Sadly for Nintendo, it seems their Portugal branch didn’t quite that memo!
Why? Because as the title suggests, they accidentally showed a short clip of the Nintendo Switch’s dev menu in an official trailer! Here are some pictures showing the kit in action!
As you can see, it’s a pretty big spoiler. You’ve got a picture of the development console itself, yes. But you’ve also got a picture of a dev menu and the various options on it!
And as you’ll see in our analysis, these give a bit away in regards to what’s on offer.
For example, right on top of the menu you have the ‘Application’ option, which clearly goes to a page giving some minor details about a game you might be working on. Which in this case, is a title codenamed ‘Tandemn’. Complete with a program ID of 0x01000320000CC000. Or whatever the hell that’s supposed to mean.
You then get the usual options to change Save Data and Controller options. Presumably, the latter is some sort of controller testing setup, with the former being a way to see what save data your game might be saving to the console’s internal memory or SD card.
Also listed is an Accounts option. Presumably this is for devs to mess around with account permissions for the system?
Whereas Device Options changes basic settings for the hardware itself. Like the screen brightness or the display mode.
Other options displayed are:
- Sound (this is likely exactly what it says on the tin)
- Time Test (possibly a more convenient way to mess around with the system clock)
- Debug (standard options for… debugging)
As well as Firmware, which possibly gives the user the option to choose which Firmware updates should be applied. You know, to see whether a new update breaks your game in some unforeseen way.

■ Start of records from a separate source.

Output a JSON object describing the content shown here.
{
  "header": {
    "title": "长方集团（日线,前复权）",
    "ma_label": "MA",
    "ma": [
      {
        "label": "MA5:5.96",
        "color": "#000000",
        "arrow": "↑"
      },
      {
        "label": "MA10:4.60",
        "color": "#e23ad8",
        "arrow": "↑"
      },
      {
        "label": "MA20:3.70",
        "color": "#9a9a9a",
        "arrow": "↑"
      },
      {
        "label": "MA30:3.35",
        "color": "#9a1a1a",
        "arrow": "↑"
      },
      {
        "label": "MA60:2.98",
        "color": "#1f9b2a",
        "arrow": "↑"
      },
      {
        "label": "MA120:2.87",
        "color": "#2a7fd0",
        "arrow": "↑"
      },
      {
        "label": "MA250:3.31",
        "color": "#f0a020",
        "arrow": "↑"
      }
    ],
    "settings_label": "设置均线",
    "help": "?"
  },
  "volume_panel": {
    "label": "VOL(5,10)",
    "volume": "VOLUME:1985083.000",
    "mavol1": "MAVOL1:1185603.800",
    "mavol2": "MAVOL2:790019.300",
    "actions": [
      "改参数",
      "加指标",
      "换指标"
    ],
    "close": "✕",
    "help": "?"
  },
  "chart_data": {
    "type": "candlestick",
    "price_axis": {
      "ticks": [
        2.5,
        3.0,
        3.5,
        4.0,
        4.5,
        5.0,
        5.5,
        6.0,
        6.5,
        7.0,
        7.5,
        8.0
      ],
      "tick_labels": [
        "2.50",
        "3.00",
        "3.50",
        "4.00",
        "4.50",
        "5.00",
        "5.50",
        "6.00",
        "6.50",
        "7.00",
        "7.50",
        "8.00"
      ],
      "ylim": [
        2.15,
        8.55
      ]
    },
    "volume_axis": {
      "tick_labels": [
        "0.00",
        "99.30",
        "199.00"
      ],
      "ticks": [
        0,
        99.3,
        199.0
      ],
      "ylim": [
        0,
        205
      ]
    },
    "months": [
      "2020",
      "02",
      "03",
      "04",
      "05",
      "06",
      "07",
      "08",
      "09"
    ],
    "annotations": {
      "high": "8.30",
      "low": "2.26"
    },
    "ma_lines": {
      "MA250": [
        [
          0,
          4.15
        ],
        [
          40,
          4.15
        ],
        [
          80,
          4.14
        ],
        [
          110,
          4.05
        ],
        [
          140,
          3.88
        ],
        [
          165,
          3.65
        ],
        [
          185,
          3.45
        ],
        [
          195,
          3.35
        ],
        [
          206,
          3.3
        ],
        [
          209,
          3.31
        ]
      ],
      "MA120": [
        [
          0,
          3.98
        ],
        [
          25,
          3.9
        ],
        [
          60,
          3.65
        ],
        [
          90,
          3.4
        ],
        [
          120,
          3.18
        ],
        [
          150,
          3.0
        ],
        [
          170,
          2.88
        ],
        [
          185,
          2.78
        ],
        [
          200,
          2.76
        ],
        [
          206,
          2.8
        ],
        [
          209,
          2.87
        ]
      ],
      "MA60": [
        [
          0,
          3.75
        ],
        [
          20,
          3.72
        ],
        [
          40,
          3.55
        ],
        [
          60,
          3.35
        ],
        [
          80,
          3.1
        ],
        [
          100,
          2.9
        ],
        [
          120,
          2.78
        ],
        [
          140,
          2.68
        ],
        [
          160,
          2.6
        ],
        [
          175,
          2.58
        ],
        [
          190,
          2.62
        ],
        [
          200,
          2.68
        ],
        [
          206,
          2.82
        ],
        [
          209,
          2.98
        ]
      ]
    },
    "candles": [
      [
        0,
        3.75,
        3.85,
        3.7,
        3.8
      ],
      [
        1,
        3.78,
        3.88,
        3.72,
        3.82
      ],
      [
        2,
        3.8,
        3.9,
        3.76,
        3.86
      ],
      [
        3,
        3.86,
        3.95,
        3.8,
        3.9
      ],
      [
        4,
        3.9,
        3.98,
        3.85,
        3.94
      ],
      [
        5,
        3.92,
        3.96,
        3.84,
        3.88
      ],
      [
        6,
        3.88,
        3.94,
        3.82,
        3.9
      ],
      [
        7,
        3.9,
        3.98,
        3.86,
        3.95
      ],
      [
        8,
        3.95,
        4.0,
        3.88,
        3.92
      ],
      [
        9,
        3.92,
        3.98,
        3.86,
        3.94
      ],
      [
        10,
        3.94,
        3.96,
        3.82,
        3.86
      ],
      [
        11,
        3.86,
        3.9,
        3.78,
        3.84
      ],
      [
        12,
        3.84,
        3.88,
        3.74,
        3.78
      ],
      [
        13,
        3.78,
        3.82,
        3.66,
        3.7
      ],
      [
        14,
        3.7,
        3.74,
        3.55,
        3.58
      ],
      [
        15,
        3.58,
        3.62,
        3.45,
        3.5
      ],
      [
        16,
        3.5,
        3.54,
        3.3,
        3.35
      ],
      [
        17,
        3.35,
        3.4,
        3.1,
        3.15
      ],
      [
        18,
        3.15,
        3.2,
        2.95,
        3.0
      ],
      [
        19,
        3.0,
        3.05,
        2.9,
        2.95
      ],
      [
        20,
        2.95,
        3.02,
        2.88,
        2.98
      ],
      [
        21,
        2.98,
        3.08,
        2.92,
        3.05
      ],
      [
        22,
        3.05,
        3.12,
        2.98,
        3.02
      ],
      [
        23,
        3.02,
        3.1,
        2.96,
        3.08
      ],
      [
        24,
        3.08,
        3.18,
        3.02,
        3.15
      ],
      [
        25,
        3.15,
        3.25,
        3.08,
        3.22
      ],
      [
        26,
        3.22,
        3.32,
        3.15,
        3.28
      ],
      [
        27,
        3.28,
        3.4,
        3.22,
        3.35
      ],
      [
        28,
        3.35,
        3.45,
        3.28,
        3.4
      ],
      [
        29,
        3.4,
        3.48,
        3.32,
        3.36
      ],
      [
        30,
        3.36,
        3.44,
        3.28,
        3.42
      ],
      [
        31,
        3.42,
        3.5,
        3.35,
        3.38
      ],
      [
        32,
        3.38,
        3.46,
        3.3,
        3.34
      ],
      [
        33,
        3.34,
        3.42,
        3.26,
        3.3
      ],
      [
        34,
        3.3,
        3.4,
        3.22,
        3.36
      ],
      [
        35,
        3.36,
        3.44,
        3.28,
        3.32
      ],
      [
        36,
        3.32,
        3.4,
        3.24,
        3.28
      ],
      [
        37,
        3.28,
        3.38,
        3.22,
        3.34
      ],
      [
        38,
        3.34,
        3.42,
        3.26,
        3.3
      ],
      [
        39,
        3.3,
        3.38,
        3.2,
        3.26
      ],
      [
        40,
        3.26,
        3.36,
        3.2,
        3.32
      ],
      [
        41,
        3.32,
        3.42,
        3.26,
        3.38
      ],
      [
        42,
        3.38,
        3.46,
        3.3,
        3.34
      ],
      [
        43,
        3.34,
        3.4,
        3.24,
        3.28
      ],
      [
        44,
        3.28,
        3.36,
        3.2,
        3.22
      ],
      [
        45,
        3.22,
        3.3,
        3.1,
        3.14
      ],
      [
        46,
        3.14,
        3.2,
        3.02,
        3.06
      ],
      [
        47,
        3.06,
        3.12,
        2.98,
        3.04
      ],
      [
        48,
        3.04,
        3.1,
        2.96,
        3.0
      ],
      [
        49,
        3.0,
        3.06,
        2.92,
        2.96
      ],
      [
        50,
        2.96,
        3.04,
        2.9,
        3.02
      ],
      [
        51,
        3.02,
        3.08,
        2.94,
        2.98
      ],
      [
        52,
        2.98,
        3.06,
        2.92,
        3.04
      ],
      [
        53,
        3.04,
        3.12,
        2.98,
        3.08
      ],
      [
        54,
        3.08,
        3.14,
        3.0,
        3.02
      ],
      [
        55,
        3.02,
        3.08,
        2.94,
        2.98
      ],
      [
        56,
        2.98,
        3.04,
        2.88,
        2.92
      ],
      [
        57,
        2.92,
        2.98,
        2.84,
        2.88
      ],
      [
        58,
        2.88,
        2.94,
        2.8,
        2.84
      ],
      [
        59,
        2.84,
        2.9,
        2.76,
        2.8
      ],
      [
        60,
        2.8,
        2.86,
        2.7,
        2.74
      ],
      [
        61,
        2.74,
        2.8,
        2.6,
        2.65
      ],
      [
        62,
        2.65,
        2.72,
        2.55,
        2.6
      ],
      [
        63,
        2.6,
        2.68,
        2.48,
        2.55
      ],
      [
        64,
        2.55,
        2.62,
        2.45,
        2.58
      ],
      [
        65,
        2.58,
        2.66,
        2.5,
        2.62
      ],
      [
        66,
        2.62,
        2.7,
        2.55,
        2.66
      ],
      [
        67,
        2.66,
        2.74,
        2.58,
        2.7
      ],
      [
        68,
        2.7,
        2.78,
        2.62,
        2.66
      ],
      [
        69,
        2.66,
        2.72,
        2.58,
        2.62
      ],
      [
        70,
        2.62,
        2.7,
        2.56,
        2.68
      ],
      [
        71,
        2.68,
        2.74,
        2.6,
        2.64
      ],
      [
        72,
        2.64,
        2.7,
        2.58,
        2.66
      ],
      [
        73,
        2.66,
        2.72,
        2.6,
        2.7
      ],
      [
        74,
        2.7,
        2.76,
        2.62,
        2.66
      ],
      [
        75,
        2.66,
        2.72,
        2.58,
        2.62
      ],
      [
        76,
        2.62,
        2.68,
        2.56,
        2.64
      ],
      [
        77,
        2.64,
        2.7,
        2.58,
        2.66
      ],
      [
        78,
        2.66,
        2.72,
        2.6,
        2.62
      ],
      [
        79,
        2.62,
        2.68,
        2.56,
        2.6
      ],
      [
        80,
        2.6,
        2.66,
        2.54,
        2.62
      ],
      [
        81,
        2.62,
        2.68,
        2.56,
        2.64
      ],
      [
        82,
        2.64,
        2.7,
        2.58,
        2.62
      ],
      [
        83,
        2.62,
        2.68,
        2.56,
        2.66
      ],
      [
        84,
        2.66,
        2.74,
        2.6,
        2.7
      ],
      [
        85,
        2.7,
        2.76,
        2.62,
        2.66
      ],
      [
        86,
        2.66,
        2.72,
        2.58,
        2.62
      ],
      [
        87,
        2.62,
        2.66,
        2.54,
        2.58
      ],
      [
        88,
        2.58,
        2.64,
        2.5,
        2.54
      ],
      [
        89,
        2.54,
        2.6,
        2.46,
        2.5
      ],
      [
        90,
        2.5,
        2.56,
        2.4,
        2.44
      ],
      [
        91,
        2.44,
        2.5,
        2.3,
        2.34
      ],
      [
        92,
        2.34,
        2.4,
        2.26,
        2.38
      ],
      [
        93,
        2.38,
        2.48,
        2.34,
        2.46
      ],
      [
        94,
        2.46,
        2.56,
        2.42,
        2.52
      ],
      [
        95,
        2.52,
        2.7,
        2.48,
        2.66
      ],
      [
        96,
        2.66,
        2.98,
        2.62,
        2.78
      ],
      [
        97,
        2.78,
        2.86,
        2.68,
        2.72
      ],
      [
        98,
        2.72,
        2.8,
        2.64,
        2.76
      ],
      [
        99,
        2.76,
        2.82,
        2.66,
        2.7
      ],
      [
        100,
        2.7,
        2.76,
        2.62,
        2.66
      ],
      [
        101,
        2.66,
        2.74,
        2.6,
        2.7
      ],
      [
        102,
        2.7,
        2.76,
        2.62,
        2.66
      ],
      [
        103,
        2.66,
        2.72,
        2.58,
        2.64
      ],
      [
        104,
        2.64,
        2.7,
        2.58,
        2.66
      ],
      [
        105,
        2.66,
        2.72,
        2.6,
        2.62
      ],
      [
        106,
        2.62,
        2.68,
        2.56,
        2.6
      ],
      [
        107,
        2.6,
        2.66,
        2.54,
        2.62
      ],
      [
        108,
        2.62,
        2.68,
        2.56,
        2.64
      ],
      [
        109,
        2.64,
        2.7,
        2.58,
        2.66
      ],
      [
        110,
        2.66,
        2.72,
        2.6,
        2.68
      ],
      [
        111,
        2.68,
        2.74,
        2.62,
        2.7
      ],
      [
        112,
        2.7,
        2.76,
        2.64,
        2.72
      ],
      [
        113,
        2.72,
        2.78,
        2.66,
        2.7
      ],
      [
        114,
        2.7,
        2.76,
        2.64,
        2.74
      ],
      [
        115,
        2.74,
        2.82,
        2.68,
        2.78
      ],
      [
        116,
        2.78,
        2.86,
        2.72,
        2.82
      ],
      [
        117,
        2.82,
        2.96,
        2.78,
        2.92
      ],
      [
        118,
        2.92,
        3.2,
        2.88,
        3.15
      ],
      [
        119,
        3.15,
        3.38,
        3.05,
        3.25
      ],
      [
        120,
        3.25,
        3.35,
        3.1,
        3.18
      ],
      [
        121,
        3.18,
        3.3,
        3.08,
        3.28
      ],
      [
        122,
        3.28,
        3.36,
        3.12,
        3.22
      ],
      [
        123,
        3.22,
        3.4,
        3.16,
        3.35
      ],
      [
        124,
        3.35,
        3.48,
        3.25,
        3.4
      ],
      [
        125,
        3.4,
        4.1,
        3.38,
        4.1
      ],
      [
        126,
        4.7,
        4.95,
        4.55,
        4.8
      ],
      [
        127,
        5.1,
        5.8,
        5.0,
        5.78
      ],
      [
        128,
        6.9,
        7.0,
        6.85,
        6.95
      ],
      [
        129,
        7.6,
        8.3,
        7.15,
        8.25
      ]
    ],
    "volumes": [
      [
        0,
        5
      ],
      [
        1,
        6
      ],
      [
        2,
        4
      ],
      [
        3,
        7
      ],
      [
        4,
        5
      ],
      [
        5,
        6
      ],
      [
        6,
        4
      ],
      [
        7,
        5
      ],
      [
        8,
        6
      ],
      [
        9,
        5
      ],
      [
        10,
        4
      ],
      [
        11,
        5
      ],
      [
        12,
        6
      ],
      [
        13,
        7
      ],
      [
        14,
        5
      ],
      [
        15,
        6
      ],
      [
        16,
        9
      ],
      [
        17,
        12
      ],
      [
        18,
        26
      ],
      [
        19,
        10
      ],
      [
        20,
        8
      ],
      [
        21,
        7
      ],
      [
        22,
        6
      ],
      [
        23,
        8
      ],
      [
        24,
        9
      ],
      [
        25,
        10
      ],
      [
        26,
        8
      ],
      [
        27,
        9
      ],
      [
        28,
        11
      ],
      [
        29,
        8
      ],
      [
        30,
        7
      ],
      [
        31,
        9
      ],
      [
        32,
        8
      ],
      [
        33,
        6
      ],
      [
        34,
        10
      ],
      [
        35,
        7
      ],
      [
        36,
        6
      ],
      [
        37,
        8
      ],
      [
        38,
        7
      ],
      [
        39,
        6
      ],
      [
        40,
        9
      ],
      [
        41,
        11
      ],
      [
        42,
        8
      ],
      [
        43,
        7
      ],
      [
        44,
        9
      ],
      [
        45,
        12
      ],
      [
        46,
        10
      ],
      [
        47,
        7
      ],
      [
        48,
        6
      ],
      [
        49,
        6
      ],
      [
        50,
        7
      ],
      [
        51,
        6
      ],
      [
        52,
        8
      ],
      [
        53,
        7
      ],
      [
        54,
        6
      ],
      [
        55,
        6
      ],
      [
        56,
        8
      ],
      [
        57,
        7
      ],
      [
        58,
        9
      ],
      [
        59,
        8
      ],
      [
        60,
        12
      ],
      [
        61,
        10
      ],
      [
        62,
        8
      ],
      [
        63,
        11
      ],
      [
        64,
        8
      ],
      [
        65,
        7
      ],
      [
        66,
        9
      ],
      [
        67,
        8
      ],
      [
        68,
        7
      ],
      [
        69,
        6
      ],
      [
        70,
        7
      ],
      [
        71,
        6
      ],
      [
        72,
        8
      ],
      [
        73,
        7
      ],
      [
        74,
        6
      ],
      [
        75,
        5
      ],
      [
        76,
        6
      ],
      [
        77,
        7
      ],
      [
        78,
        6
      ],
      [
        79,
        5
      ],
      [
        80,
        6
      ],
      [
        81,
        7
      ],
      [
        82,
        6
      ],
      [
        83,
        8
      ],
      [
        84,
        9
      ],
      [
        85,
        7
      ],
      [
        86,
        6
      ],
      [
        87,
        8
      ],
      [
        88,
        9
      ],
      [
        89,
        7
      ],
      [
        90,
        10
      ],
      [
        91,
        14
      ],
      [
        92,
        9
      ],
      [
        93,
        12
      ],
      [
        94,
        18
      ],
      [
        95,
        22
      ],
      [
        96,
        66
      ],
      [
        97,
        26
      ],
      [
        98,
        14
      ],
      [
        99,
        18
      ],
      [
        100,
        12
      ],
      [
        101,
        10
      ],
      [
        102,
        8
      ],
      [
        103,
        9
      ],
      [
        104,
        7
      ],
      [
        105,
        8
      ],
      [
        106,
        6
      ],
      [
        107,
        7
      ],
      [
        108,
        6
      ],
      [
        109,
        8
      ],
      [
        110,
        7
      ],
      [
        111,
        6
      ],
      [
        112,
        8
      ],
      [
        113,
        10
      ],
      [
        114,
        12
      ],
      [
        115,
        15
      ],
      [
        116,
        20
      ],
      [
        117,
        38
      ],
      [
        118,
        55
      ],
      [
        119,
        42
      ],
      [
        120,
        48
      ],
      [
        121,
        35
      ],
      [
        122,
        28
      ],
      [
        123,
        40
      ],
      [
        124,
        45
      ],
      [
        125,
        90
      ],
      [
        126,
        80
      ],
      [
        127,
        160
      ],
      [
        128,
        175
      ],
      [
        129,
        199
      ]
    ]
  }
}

So yeah, that’s a quick look at a Nintendo Switch dev kit. Pretty interesting eh?
Nintendo Switch Dev Menu Leak (Nintendo Life)